John Lannan (SP-Nationals) –One of the best things about baseball is that sometimes the best performances come from the mostly unlikely of places. John Lannan of the Nationals (yes, the Nationals!), had a terrific performance Wednesday night against the Yankees at that Great Softball Field in the Bronx.

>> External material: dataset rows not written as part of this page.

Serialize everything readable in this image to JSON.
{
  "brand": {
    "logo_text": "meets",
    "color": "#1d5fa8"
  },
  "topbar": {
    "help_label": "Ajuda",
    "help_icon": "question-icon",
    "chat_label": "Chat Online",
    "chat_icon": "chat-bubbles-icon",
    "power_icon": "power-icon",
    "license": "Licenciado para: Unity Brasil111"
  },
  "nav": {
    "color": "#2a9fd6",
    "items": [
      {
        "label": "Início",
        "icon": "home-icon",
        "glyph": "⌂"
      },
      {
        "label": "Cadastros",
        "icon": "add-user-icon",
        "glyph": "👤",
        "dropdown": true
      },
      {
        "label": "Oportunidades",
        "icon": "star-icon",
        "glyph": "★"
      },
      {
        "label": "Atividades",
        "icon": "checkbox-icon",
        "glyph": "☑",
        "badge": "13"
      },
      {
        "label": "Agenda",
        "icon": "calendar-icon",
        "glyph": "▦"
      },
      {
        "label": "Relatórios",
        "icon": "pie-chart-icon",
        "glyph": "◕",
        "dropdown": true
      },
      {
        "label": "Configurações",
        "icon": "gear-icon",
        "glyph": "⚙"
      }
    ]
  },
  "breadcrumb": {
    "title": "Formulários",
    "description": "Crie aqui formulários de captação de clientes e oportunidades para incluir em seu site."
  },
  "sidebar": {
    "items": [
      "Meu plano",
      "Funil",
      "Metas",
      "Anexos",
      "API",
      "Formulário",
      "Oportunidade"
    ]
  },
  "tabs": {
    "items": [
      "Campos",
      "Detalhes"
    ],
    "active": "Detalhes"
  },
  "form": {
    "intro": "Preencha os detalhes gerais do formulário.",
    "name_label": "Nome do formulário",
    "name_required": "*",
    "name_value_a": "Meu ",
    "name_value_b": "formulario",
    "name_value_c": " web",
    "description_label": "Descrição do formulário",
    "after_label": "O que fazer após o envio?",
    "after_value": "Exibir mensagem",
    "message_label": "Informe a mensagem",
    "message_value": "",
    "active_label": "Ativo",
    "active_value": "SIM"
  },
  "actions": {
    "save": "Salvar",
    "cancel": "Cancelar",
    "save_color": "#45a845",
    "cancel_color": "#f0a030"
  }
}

Aside from two pitches that went for home runs (surprise, surprise!), Lannan was in complete control against the Yankees coming away with his 4th win of the year, completing 8.1 innings, allowing just 4 hits, 1 BB and 4K’s and walking away with a very solid ERA of 3.38. One of the strengths of Lannan is that he is a pitch-to contact pitcher, so he is dependent on his defense as his DIP% would indicate at a very high 1.48. He averages only 4.4 strikeouts per game but his GB% is a very solid 51.4% so it’s not surprising to see a CT% of a high 86%. So from a fantasy standpoint, Lannan gives up a number of hits, he will not be a source of a lot of strikeouts or a have a very low WHIP, but because of his knack for inducing the ground ball, he should be able to maintain a fairly good ERA. Watch out though if those ground balls start turning into line drives. Because Lannan plays for the Nationals, he won’t get a lot of wins but he has put together 8 QS out of 13 games started. If you are in a deep league, Lannan is worth adding as he has been hot. Also he is worth starting when the match ups are right but then again, look how he handled the Yankees on Wednesday.